Data about app and page elements:
┌──

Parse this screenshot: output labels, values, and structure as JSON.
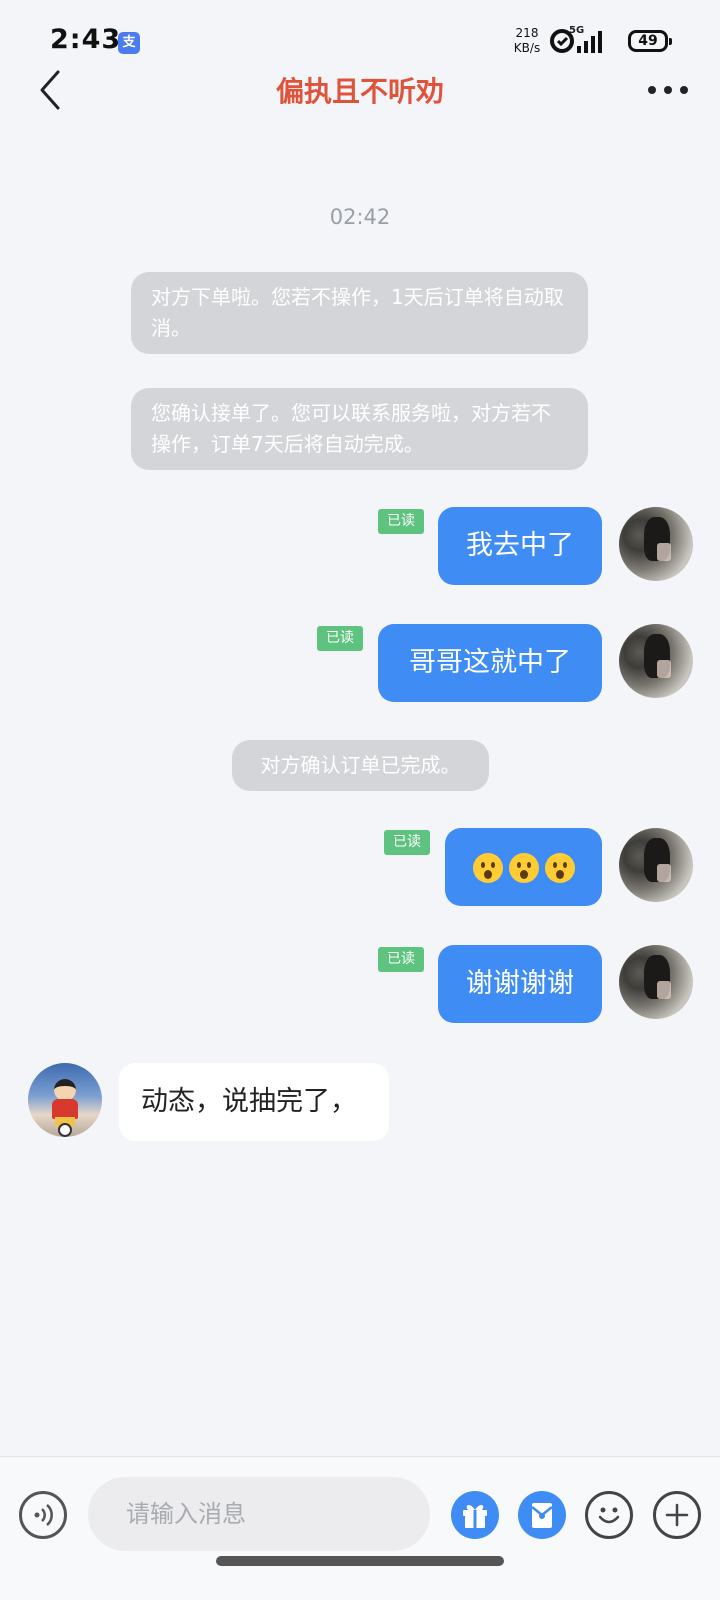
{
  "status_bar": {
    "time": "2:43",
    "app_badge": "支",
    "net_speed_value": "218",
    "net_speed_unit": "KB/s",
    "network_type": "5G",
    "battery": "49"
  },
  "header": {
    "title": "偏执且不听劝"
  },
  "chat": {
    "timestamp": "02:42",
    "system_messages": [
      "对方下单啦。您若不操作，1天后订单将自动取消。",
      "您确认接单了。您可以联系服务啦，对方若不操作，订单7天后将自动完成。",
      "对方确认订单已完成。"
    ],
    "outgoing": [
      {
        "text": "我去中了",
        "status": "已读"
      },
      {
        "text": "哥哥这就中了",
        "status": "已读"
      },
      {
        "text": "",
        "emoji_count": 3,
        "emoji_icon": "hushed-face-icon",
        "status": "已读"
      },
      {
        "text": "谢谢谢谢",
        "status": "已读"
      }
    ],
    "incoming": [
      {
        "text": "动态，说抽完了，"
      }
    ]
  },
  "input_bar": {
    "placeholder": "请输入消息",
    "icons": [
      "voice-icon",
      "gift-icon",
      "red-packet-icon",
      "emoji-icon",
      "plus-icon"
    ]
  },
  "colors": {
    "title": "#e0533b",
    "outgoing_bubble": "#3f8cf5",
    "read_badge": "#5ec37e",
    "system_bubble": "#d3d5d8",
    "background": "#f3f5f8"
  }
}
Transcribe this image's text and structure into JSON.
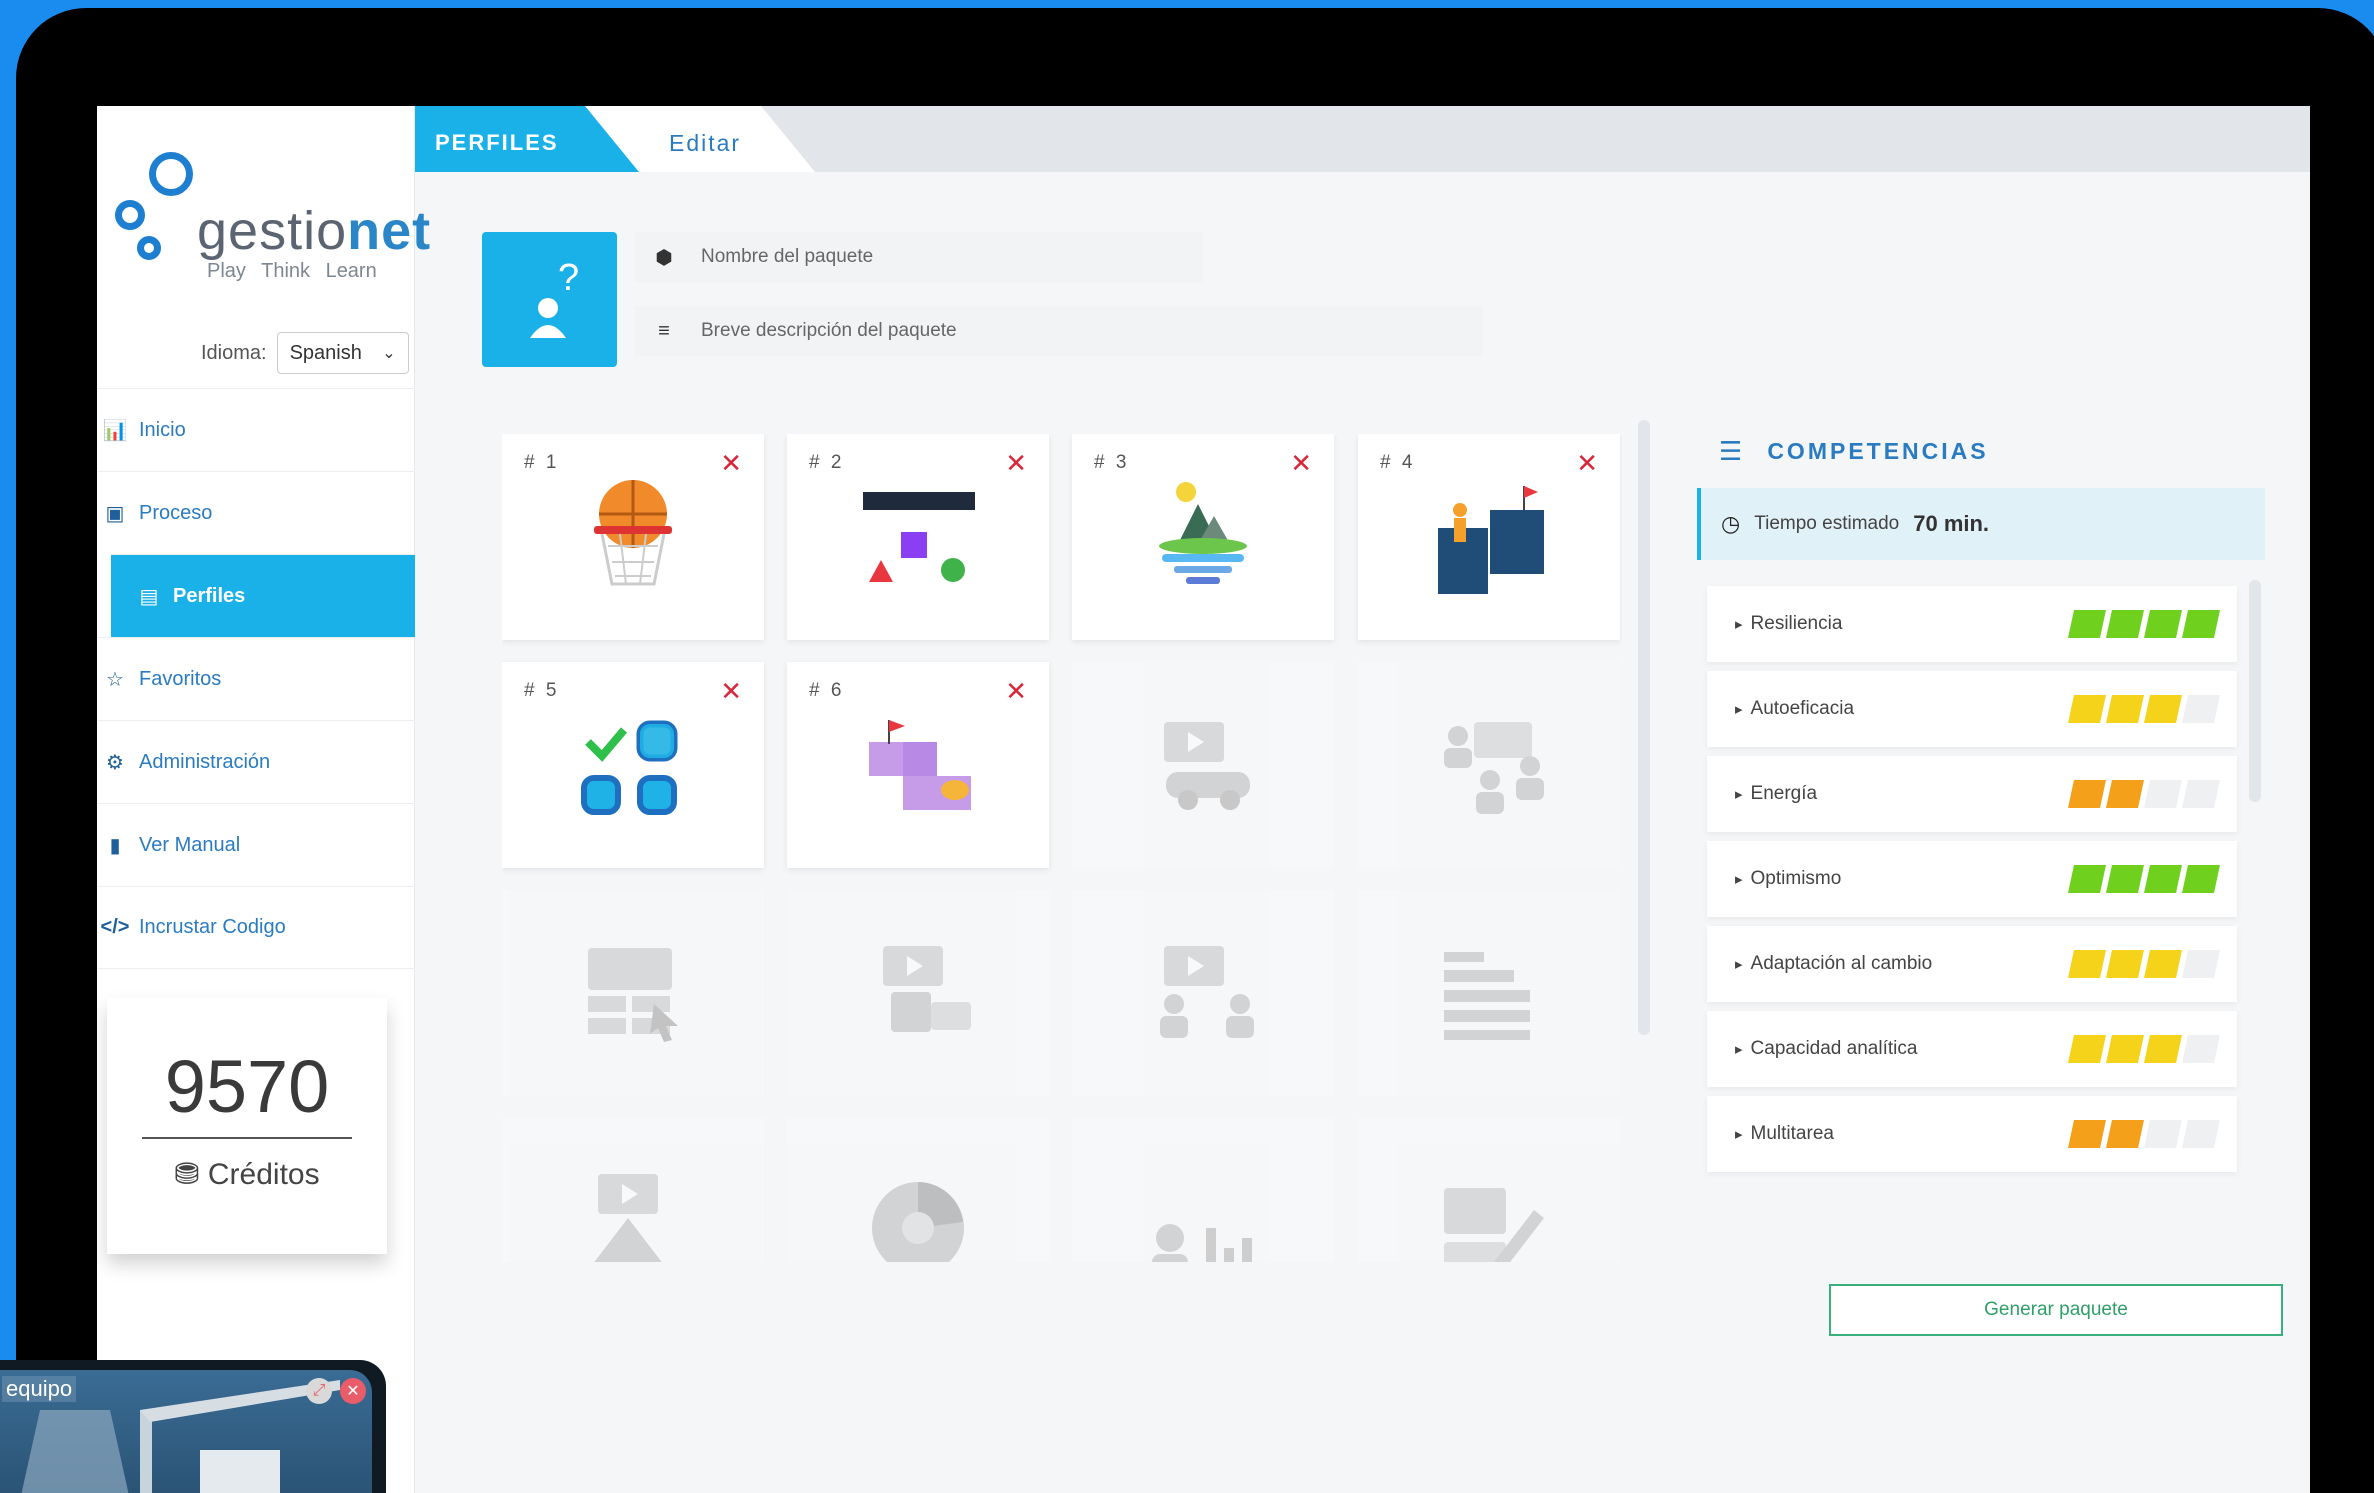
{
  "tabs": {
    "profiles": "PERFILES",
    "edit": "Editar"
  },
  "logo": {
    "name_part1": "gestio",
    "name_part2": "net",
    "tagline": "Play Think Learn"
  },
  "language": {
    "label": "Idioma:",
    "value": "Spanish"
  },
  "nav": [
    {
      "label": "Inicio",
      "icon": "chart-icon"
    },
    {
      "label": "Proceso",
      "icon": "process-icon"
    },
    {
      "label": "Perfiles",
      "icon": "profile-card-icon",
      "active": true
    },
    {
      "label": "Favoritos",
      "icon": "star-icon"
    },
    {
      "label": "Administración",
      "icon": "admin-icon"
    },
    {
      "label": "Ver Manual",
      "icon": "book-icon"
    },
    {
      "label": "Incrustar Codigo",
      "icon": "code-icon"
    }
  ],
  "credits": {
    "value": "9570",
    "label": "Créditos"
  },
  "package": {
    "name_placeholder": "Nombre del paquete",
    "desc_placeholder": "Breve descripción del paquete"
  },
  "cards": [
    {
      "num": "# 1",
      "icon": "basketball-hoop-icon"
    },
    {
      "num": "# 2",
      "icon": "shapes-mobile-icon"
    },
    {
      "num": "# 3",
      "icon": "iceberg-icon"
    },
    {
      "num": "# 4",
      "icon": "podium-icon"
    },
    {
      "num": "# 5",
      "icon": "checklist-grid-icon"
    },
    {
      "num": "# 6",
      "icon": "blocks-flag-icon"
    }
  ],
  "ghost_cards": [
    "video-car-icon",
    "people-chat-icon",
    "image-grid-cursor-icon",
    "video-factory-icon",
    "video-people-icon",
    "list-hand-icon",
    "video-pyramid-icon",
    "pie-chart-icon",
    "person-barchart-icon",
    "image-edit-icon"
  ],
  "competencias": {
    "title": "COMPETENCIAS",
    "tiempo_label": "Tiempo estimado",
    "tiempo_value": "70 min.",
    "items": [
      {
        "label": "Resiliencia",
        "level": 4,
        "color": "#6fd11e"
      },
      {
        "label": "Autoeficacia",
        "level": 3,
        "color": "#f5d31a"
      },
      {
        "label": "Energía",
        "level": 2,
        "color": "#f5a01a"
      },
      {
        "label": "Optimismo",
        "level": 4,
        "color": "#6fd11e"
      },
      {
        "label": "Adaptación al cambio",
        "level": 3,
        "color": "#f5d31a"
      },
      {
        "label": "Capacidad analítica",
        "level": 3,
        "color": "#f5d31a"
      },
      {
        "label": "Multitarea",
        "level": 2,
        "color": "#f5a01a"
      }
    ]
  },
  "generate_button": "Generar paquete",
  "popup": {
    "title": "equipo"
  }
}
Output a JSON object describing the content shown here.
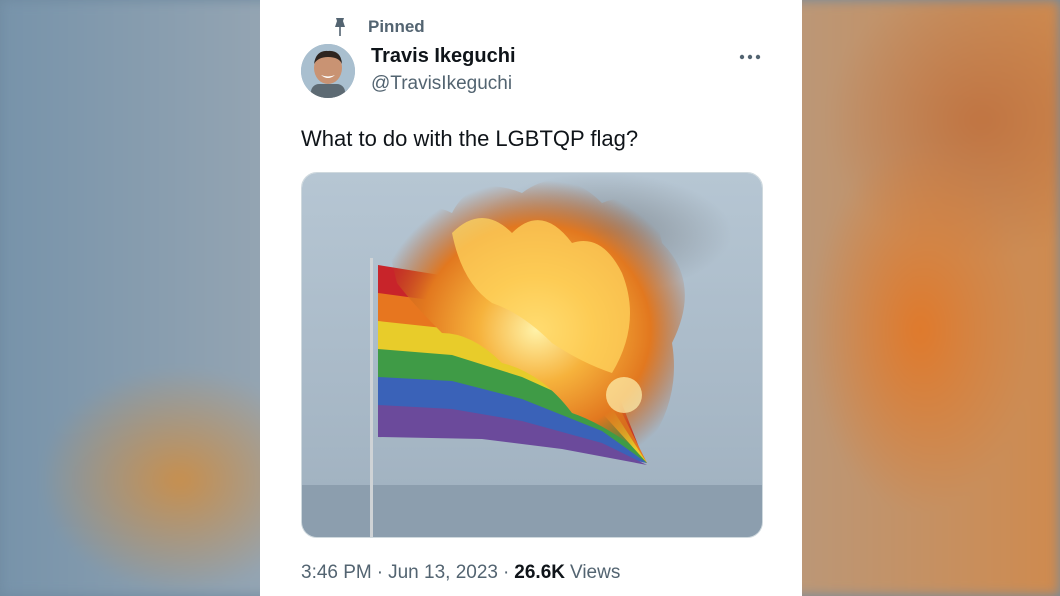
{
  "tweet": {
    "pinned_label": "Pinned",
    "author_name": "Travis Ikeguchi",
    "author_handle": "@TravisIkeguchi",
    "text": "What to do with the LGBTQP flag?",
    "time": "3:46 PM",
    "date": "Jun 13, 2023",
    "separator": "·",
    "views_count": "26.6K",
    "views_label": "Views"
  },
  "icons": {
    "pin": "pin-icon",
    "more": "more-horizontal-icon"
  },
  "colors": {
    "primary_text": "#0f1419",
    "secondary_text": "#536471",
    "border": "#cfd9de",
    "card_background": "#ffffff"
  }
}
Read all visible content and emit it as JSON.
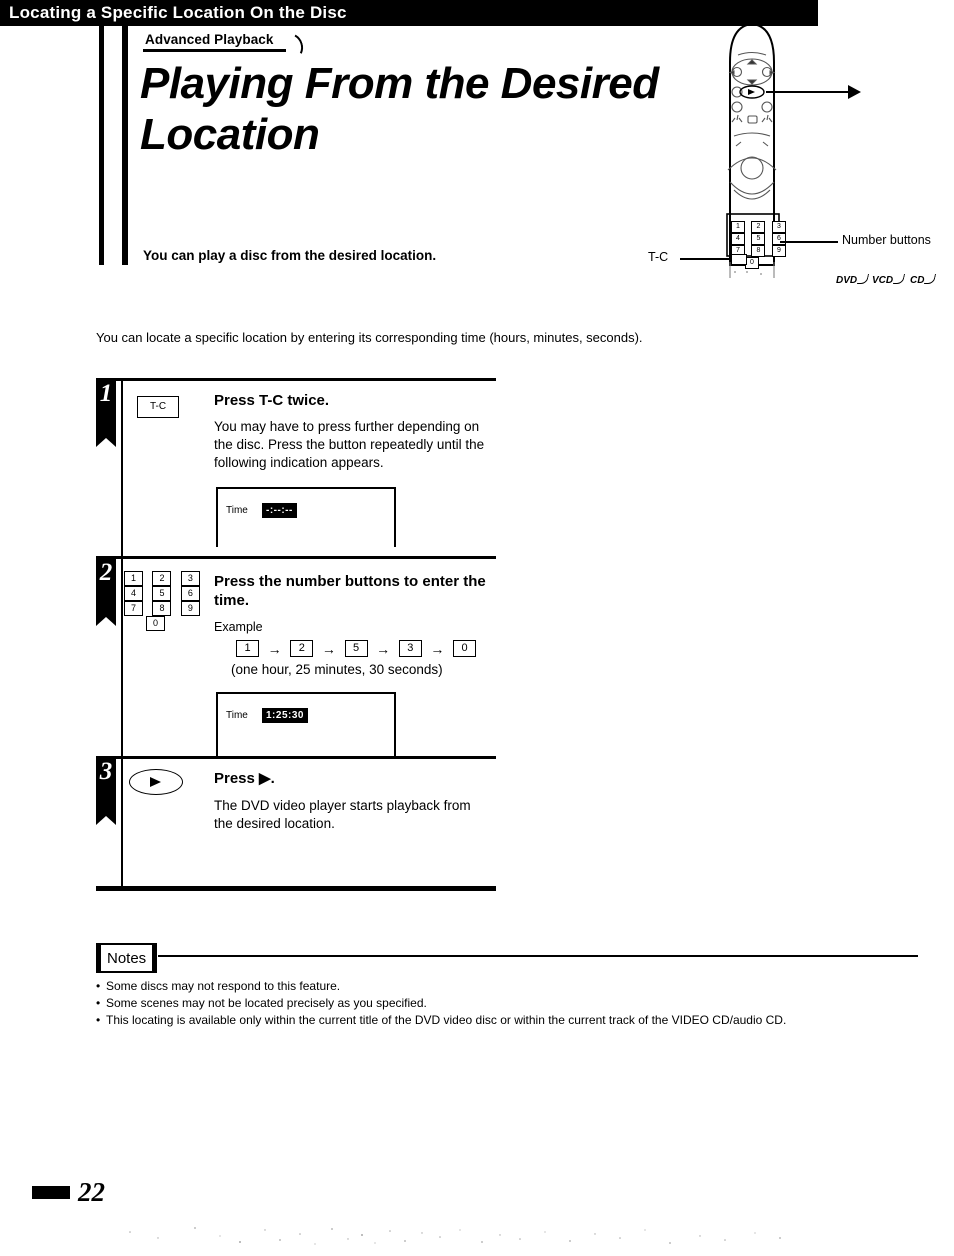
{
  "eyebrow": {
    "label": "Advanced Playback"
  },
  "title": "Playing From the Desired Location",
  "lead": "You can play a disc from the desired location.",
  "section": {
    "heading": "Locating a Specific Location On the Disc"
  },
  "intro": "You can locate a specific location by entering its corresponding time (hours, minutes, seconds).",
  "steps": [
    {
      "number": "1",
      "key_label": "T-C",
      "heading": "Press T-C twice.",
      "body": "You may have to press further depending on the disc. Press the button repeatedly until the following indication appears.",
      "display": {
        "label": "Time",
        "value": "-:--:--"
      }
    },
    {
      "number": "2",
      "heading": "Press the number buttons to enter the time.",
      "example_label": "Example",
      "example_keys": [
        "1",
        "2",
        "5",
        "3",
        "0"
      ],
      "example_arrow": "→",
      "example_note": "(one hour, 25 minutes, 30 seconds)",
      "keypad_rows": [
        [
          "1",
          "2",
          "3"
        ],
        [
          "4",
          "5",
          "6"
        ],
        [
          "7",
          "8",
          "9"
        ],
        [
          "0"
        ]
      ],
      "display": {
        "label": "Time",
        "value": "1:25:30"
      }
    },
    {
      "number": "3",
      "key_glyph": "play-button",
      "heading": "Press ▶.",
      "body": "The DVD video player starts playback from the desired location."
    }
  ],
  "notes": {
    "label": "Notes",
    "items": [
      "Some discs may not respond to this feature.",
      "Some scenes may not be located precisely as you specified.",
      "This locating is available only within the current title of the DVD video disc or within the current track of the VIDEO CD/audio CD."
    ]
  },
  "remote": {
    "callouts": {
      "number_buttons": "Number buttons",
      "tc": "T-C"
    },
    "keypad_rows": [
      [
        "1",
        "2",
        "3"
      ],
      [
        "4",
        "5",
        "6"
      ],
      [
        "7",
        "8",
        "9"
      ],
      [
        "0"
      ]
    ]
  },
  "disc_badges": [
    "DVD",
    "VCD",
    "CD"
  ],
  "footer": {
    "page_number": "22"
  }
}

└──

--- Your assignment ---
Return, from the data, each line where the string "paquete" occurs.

--- Your solution ---
    "name_placeholder": "Nombre del paquete",
    "desc_placeholder": "Breve descripción del paquete"
  "generate_button": "Generar paquete",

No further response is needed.